Please retype the data that follows, starting at the line containing "What data populates" and stopping after the last line.
---------- INPUT DATA
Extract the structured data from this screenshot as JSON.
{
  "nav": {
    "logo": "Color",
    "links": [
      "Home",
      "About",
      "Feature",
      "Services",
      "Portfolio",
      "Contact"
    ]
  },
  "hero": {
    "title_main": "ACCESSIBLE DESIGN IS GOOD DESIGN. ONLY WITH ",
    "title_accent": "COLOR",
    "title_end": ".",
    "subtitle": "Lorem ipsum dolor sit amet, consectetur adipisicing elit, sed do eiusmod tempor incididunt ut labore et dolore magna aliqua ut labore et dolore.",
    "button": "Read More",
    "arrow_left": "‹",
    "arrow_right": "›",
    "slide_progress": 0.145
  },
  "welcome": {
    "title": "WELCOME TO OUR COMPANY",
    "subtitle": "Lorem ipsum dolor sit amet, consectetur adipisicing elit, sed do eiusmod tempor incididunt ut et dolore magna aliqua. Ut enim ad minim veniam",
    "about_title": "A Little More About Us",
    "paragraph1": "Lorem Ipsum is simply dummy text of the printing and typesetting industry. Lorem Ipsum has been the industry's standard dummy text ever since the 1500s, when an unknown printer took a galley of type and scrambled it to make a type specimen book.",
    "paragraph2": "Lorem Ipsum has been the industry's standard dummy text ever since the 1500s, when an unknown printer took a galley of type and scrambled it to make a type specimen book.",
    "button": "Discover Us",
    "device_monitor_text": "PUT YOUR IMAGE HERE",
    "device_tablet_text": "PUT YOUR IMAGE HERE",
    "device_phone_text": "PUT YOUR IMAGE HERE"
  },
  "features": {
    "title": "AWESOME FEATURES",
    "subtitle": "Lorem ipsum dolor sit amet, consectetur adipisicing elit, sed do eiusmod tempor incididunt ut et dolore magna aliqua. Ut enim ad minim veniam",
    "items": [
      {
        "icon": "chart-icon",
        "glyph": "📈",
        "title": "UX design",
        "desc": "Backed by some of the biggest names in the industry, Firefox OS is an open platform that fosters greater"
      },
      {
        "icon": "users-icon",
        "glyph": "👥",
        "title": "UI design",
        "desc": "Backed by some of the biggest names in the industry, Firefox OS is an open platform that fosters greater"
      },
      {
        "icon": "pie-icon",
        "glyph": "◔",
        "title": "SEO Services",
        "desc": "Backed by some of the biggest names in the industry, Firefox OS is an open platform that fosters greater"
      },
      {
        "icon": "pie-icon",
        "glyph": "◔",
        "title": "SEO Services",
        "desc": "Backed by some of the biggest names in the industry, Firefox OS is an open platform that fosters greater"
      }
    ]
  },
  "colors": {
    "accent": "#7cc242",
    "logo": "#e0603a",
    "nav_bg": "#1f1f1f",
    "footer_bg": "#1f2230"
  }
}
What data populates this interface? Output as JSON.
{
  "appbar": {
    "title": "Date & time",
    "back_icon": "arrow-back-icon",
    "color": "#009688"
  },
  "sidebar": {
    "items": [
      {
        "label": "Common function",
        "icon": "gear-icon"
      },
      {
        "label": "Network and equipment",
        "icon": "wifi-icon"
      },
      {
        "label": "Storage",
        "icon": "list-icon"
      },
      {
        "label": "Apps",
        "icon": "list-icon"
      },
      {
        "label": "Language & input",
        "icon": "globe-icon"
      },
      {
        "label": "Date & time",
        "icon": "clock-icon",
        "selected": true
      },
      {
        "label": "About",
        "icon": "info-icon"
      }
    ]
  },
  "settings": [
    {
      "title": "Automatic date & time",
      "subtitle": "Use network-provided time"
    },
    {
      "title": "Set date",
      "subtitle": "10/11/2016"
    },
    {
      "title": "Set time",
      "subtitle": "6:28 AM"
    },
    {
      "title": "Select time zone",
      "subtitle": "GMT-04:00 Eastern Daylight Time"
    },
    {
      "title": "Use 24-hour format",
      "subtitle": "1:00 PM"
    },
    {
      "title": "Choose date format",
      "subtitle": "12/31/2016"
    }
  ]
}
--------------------
== EXERCISE SOLUTION ==
What data populates this interface? Output as JSON.
{
  "appbar": {
    "title": "Date & time",
    "back_icon": "arrow-back-icon",
    "color": "#009688"
  },
  "sidebar": {
    "items": [
      {
        "label": "Common function",
        "icon": "gear-icon"
      },
      {
        "label": "Network and equipment",
        "icon": "wifi-icon"
      },
      {
        "label": "Storage",
        "icon": "list-icon"
      },
      {
        "label": "Apps",
        "icon": "list-icon"
      },
      {
        "label": "Language & input",
        "icon": "globe-icon"
      },
      {
        "label": "Date & time",
        "icon": "clock-icon",
        "selected": true
      },
      {
        "label": "About",
        "icon": "info-icon"
      }
    ]
  },
  "settings": [
    {
      "title": "Automatic date & time",
      "subtitle": "Use network-provided time"
    },
    {
      "title": "Set date",
      "subtitle": "10/11/2016"
    },
    {
      "title": "Set time",
      "subtitle": "6:28 AM"
    },
    {
      "title": "Select time zone",
      "subtitle": "GMT-04:00 Eastern Daylight Time"
    },
    {
      "title": "Use 24-hour format",
      "subtitle": "1:00 PM"
    },
    {
      "title": "Choose date format",
      "subtitle": "12/31/2016"
    }
  ]
}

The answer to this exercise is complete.